Defining Tactical Asset Allocation

What is a tactical asset allocation strategy?

August 2022. Reading Time: 10 Minutes. Author: Nicolas Rabener.


  • Tactical asset allocation ETFs charge high fees (0.92% pa) that need to be justified
  • The active share of TAA strategies can be measured via regression analysis
  • High active share does not automatically create value, but offers value-creation potential


The life of equity fund managers is getting increasingly difficult. Many active managers had realized decades ago that creating outperformance is hard, so changed their strategy to essentially provide index-like performance. There is significantly less career risk for a fund manager if the performance is more or less like the benchmark. A generation of index-huggers was thus borne.

However, benchmarks became investible with the rise of ETFs, and offering benchmark-like products with higher fees became less acceptable. Capital allocators started calculating the active share of mutual funds and challenging the fund managers with low ones. Be active, or be gone, is the new motto.

Evaluating fund managers focused on stock markets is relatively easy given obvious benchmarks like the S&P 500. Ideally, the fund managers consistently outperform their benchmark. However, evaluating tactical asset allocation ETFs is more challenging as there are no clearly defined benchmarks. Furthermore, the lines between strategic and tactical asset allocation often blur. There is little justification for charging high fees for strategic asset allocation as investors can replicate this efficiently themselves (try Finominal’s Alpha Analyzer for alpha and contribution analysis).

In this research note, we will evaluate a framework for identifying tactical asset allocation (“TAA”) strategies.


TAA strategies invest across asset classes dynamically. Many focus just on equities and bonds, while others also include REITs, currencies, and commodities. A managed futures strategy, also called a CTA, that goes long or short hundreds of asset classes, is the ultimate version.

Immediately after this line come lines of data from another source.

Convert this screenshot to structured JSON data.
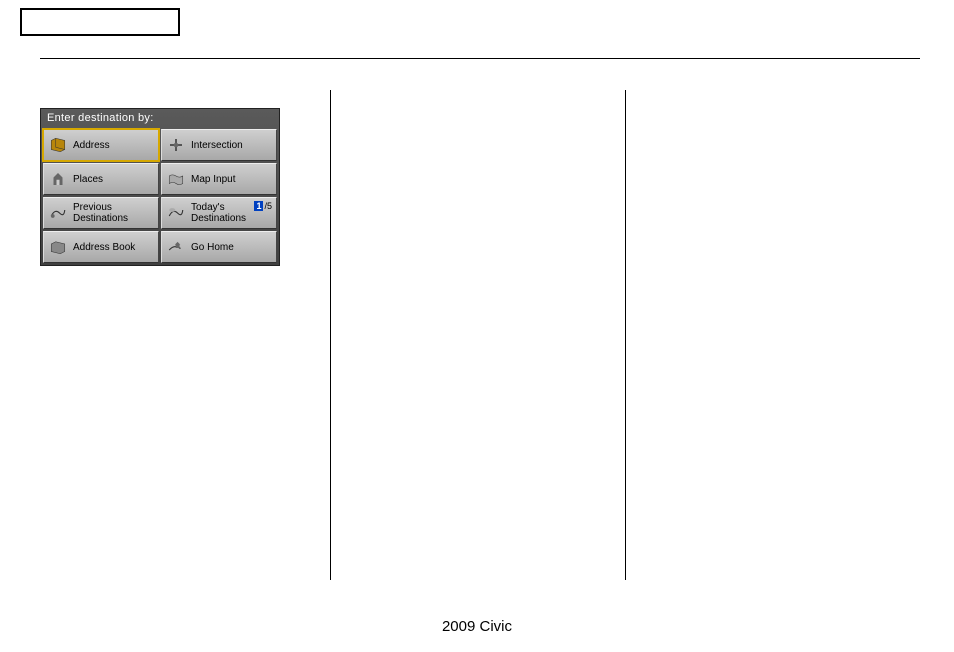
{
  "nav_screen": {
    "header": "Enter destination by:",
    "buttons": [
      {
        "label": "Address",
        "icon": "book-icon",
        "selected": true
      },
      {
        "label": "Intersection",
        "icon": "intersection-icon"
      },
      {
        "label": "Places",
        "icon": "landmark-icon"
      },
      {
        "label": "Map Input",
        "icon": "map-icon"
      },
      {
        "label": "Previous\nDestinations",
        "icon": "car-route-icon"
      },
      {
        "label": "Today's\nDestinations",
        "icon": "cloud-route-icon",
        "counter_cur": "1",
        "counter_total": "/5"
      },
      {
        "label": "Address Book",
        "icon": "address-book-icon"
      },
      {
        "label": "Go Home",
        "icon": "home-icon"
      }
    ]
  },
  "footer": "2009  Civic"
}
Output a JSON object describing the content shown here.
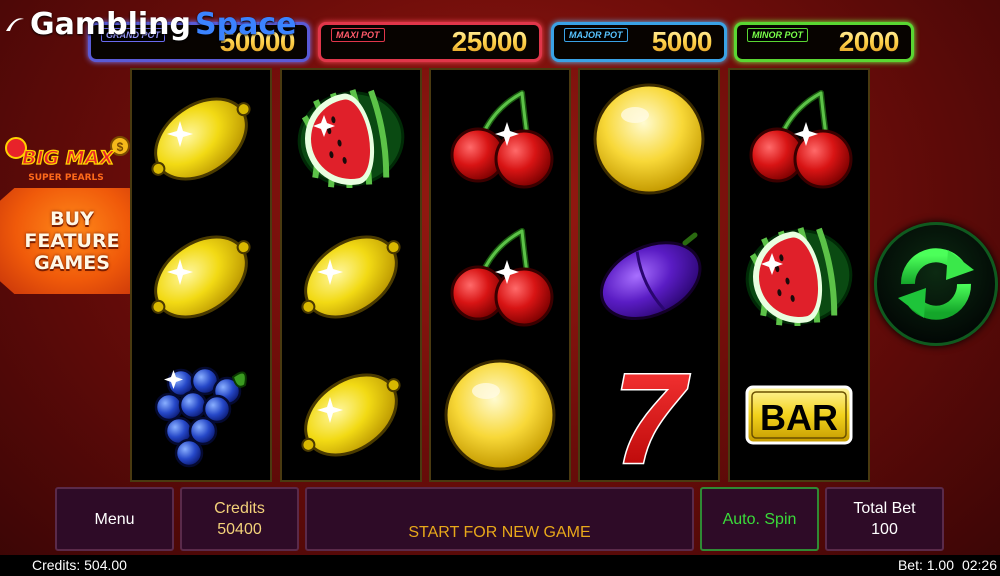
{
  "logo": {
    "word1": "Gambling",
    "word2": "Space"
  },
  "jackpots": [
    {
      "label": "GRAND POT",
      "value": "50000",
      "color": "#5a5ad6"
    },
    {
      "label": "MAXI POT",
      "value": "25000",
      "color": "#e0364a"
    },
    {
      "label": "MAJOR POT",
      "value": "5000",
      "color": "#3aa2e6"
    },
    {
      "label": "MINOR POT",
      "value": "2000",
      "color": "#5ad632"
    }
  ],
  "reels": [
    [
      "lemon",
      "lemon",
      "grapes"
    ],
    [
      "watermelon",
      "lemon",
      "lemon"
    ],
    [
      "cherries",
      "cherries",
      "golden-pearl"
    ],
    [
      "golden-pearl",
      "plum",
      "seven"
    ],
    [
      "cherries",
      "watermelon",
      "bar"
    ]
  ],
  "symbols": {
    "bar_text": "BAR",
    "seven_text": "7"
  },
  "feature": {
    "bigmax_title": "BIG MAX",
    "bigmax_subtitle": "SUPER PEARLS",
    "buy_label": "BUY\nFEATURE\nGAMES"
  },
  "panel": {
    "menu": "Menu",
    "credits_label": "Credits",
    "credits_value": "50400",
    "message": "START FOR NEW GAME",
    "autospin": "Auto. Spin",
    "totalbet_label": "Total Bet",
    "totalbet_value": "100"
  },
  "status": {
    "credits": "Credits: 504.00",
    "bet": "Bet: 1.00",
    "time": "02:26"
  },
  "colors": {
    "background": "#7a100b",
    "panel": "#2e0b27",
    "spin": "#1ec43a",
    "buy": "#f05a0a"
  }
}
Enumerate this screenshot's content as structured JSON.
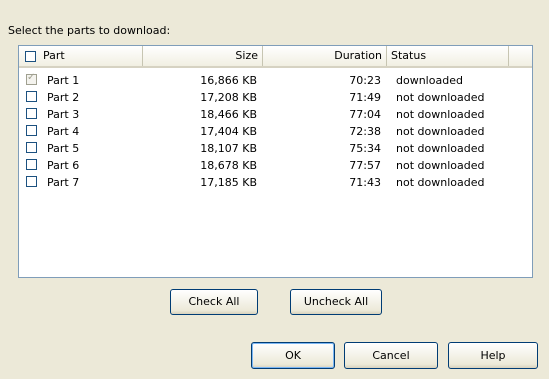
{
  "prompt_text": "Select the parts to download:",
  "columns": {
    "part": "Part",
    "size": "Size",
    "duration": "Duration",
    "status": "Status"
  },
  "select_all_checked": false,
  "rows": [
    {
      "part": "Part 1",
      "size": "16,866 KB",
      "duration": "70:23",
      "status": "downloaded",
      "checked": true
    },
    {
      "part": "Part 2",
      "size": "17,208 KB",
      "duration": "71:49",
      "status": "not downloaded",
      "checked": false
    },
    {
      "part": "Part 3",
      "size": "18,466 KB",
      "duration": "77:04",
      "status": "not downloaded",
      "checked": false
    },
    {
      "part": "Part 4",
      "size": "17,404 KB",
      "duration": "72:38",
      "status": "not downloaded",
      "checked": false
    },
    {
      "part": "Part 5",
      "size": "18,107 KB",
      "duration": "75:34",
      "status": "not downloaded",
      "checked": false
    },
    {
      "part": "Part 6",
      "size": "18,678 KB",
      "duration": "77:57",
      "status": "not downloaded",
      "checked": false
    },
    {
      "part": "Part 7",
      "size": "17,185 KB",
      "duration": "71:43",
      "status": "not downloaded",
      "checked": false
    }
  ],
  "buttons": {
    "check_all": "Check All",
    "uncheck_all": "Uncheck All",
    "ok": "OK",
    "cancel": "Cancel",
    "help": "Help"
  }
}
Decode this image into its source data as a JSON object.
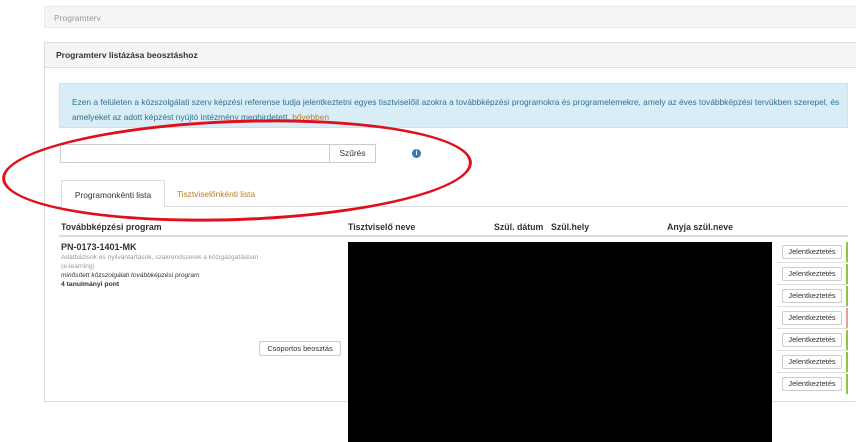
{
  "breadcrumb": "Programterv",
  "panel": {
    "title": "Programterv listázása beosztáshoz"
  },
  "info": {
    "text": "Ezen a felületen a közszolgálati szerv képzési referense tudja jelentkeztetni egyes tisztviselőit azokra a továbbképzési programokra és programelemekre, amely az éves továbbképzési tervükben szerepel, és amelyeket az adott képzést nyújtó intézmény meghirdetett.",
    "more_link": "bővebben"
  },
  "filter": {
    "value": "",
    "button_label": "Szűrés",
    "help_icon": "info-circle-icon",
    "help_glyph": "i"
  },
  "tabs": [
    {
      "label": "Programonkénti lista",
      "active": true
    },
    {
      "label": "Tisztviselőnkénti lista",
      "active": false
    }
  ],
  "table": {
    "columns": [
      "Továbbképzési program",
      "Tisztviselő neve",
      "Szül. dátum",
      "Szül.hely",
      "Anyja szül.neve"
    ],
    "program": {
      "code": "PN-0173-1401-MK",
      "description": "Adatbázisok és nyilvántartások, szakrendszerek a közigazgatásban (e-learning)",
      "type": "minősített közszolgálati továbbképzési program",
      "points": "4 tanulmányi pont"
    },
    "group_button_label": "Csoportos beosztás",
    "rows": [
      {
        "action_label": "Jelentkeztetés",
        "status_color": "#8cc63f"
      },
      {
        "action_label": "Jelentkeztetés",
        "status_color": "#8cc63f"
      },
      {
        "action_label": "Jelentkeztetés",
        "status_color": "#8cc63f"
      },
      {
        "action_label": "Jelentkeztetés",
        "status_color": "#e4a0a0"
      },
      {
        "action_label": "Jelentkeztetés",
        "status_color": "#8cc63f"
      },
      {
        "action_label": "Jelentkeztetés",
        "status_color": "#8cc63f"
      },
      {
        "action_label": "Jelentkeztetés",
        "status_color": "#8cc63f"
      }
    ]
  },
  "colors": {
    "link": "#b27d2c",
    "info_background": "#d9edf7",
    "info_text": "#31708f",
    "annotation": "#e0101a"
  }
}
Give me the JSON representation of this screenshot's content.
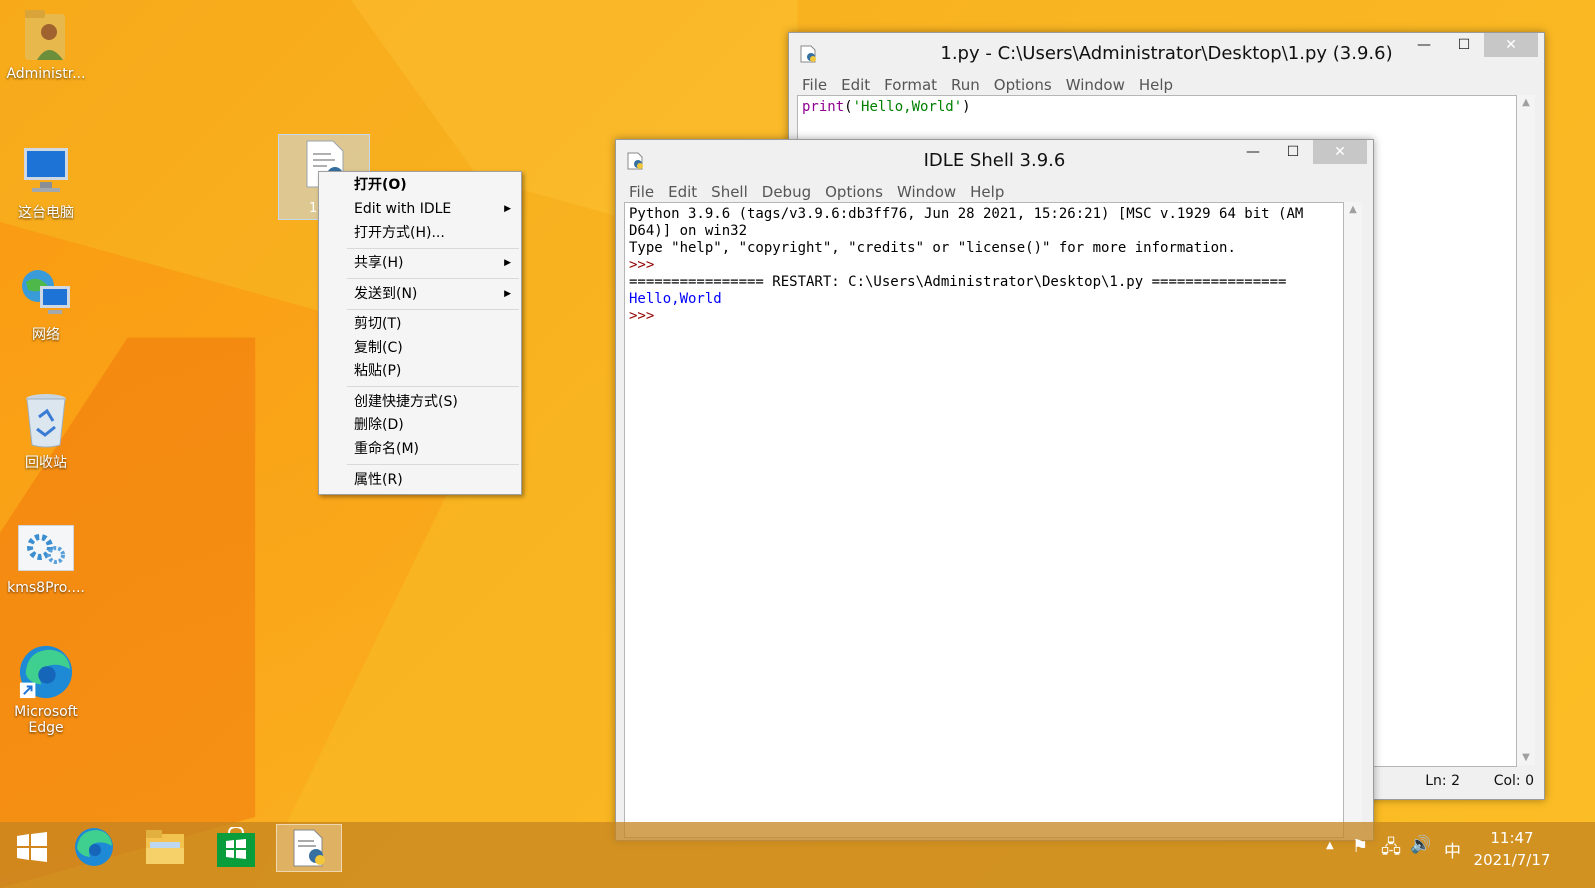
{
  "desktop_icons": [
    {
      "label": "Administr...",
      "icon": "user-folder-icon"
    },
    {
      "label": "这台电脑",
      "icon": "computer-icon"
    },
    {
      "label": "网络",
      "icon": "network-icon"
    },
    {
      "label": "回收站",
      "icon": "recycle-bin-icon"
    },
    {
      "label": "kms8Pro....",
      "icon": "settings-gear-icon"
    },
    {
      "label": "Microsoft Edge",
      "icon": "edge-icon"
    }
  ],
  "selected_file_label": "1.",
  "context_menu": {
    "items": [
      {
        "label": "打开(O)",
        "bold": true
      },
      {
        "label": "Edit with IDLE",
        "submenu": true
      },
      {
        "label": "打开方式(H)..."
      },
      {
        "label": "共享(H)",
        "submenu": true
      },
      {
        "label": "发送到(N)",
        "submenu": true
      },
      {
        "label": "剪切(T)"
      },
      {
        "label": "复制(C)"
      },
      {
        "label": "粘贴(P)"
      },
      {
        "label": "创建快捷方式(S)"
      },
      {
        "label": "删除(D)"
      },
      {
        "label": "重命名(M)"
      },
      {
        "label": "属性(R)"
      }
    ],
    "submenu_glyph": "▶"
  },
  "editor_window": {
    "title": "1.py - C:\\Users\\Administrator\\Desktop\\1.py (3.9.6)",
    "menu": [
      "File",
      "Edit",
      "Format",
      "Run",
      "Options",
      "Window",
      "Help"
    ],
    "code": {
      "keyword": "print",
      "open": "(",
      "string": "'Hello,World'",
      "close": ")"
    },
    "status": {
      "ln": "Ln: 2",
      "col": "Col: 0"
    }
  },
  "shell_window": {
    "title": "IDLE Shell 3.9.6",
    "menu": [
      "File",
      "Edit",
      "Shell",
      "Debug",
      "Options",
      "Window",
      "Help"
    ],
    "lines": {
      "line1": "Python 3.9.6 (tags/v3.9.6:db3ff76, Jun 28 2021, 15:26:21) [MSC v.1929 64 bit (AM",
      "line2": "D64)] on win32",
      "line3": "Type \"help\", \"copyright\", \"credits\" or \"license()\" for more information.",
      "prompt1": ">>>",
      "restart": "================ RESTART: C:\\Users\\Administrator\\Desktop\\1.py ================",
      "output": "Hello,World",
      "prompt2": ">>>"
    }
  },
  "window_controls": {
    "minimize": "—",
    "maximize": "☐",
    "close": "✕"
  },
  "taskbar": {
    "buttons": [
      "windows-start-icon",
      "edge-icon",
      "file-explorer-icon",
      "store-icon",
      "python-idle-icon"
    ],
    "tray": {
      "up_arrow": "▲",
      "flag": "⚑",
      "network": "🖧",
      "volume": "🔊",
      "ime": "中",
      "time": "11:47",
      "date": "2021/7/17"
    }
  },
  "colors": {
    "wallpaper": "#f9b522",
    "keyword": "#900090",
    "string": "#008000",
    "output": "#0000ff",
    "prompt": "#900000"
  }
}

We focus on TAA strategies that are available via ETFs traded in the U.S. stock market and that have a track record of at least three